In April 2007, then-Gov. Charlie Crist took an incremental step towards reform when he issued revised rules of executive clemency. Notably, this change created automatic rights restoration for people completing sentences for certain felony convictions. A year later, in 2008, Gov. Crist’s office announced that over 115,000 Floridians had regained voting rights since the new rules were implemented.

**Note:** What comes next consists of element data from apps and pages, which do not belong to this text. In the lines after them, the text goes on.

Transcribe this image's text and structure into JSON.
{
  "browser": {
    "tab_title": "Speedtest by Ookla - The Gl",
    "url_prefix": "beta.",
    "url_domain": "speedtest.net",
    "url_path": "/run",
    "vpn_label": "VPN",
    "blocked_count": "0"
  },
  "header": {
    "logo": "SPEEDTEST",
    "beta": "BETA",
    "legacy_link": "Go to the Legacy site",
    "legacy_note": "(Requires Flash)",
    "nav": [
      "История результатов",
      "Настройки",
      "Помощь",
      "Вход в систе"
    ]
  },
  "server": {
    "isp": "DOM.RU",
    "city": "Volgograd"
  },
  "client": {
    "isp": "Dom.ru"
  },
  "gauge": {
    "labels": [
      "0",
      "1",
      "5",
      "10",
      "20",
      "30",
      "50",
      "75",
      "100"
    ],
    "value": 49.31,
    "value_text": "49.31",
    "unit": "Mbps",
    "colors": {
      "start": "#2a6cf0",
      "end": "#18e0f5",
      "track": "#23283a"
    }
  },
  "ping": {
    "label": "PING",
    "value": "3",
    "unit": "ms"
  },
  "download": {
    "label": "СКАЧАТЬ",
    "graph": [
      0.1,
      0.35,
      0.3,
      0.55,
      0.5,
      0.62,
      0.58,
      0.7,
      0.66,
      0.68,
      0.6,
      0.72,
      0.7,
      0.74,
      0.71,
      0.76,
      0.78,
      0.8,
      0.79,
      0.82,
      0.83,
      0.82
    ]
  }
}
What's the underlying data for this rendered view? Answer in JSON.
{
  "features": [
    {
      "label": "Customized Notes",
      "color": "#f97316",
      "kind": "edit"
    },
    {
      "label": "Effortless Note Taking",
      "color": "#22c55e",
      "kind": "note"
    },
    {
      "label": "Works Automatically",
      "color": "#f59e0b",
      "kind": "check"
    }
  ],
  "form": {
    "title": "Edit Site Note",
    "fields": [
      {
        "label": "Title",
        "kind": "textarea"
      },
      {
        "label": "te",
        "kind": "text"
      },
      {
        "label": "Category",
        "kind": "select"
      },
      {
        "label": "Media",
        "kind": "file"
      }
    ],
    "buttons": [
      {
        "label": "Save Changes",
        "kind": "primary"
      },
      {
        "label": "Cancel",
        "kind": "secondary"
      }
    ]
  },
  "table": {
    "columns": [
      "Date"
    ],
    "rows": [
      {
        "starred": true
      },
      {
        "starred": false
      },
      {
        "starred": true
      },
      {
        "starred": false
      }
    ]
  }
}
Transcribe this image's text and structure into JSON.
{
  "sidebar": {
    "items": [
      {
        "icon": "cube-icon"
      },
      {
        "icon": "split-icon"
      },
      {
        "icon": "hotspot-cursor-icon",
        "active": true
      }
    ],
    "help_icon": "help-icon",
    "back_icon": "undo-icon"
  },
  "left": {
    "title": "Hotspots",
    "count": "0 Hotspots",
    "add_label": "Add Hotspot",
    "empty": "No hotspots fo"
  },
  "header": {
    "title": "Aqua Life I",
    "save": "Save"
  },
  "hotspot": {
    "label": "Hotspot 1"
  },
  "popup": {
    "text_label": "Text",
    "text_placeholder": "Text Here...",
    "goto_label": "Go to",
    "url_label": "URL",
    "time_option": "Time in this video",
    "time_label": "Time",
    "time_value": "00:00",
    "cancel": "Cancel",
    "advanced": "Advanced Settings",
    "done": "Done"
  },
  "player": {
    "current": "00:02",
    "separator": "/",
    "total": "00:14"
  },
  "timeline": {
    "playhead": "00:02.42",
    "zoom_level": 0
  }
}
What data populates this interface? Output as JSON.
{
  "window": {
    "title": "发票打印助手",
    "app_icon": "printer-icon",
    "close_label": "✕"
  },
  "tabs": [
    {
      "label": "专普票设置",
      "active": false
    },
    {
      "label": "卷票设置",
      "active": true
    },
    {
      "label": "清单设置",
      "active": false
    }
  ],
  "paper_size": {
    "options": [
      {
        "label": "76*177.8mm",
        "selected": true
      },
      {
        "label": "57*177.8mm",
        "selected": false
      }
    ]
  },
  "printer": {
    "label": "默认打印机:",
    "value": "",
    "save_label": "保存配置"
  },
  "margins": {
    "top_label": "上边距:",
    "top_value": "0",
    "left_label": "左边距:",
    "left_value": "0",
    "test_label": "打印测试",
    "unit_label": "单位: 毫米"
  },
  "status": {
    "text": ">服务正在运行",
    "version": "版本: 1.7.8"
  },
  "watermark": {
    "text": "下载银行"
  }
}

In March 2011, then-Gov. Rick Scott eliminated Gov. Crist’s reforms and created additional barriers for people seeking to have their voting rights restored. The Brennan Center and other national civil rights organizations strongly opposed the plan in a joint letter to the Clemency Board. The American Probation and Parole Association also submitted its own letter encouraging the Board to maintain Gov. Crist’s clemency reforms. The Governor’s regressive move set the stage for the effort to ultimately pass Amendment 4 years later.
Brennan Center Materials
- Restoring the Right to Vote, Erika Wood (2009)
- The Brennan Center’s policy proposal for restoring voting rights for citizens with past criminal convictions.
- My First Vote (2009)
- Testimonials of individuals who regained their voting rights after being disenfranchised because of past criminal convictions.
- De Facto Disenfranchisement, Erika Wood & Rachel Bloom (2008)
- A report on how complex laws, poorly informed officials, and misinformation lead to the de facto disenfranchisement of citizens with past criminal convictions who are eligible to vote.
- Racism & Felony Disenfranchisement: An Intertwined History, Erin Kelley (2017)
- A piece examining the historical roots of criminal disenfranchisement laws that today strip voting rights from millions of U.S. citizens.
For more information about the Brennan Center’s work on Restoring Voting Rights in Florida, please contact Derek Paulhus, at firstname.lastname@example.org.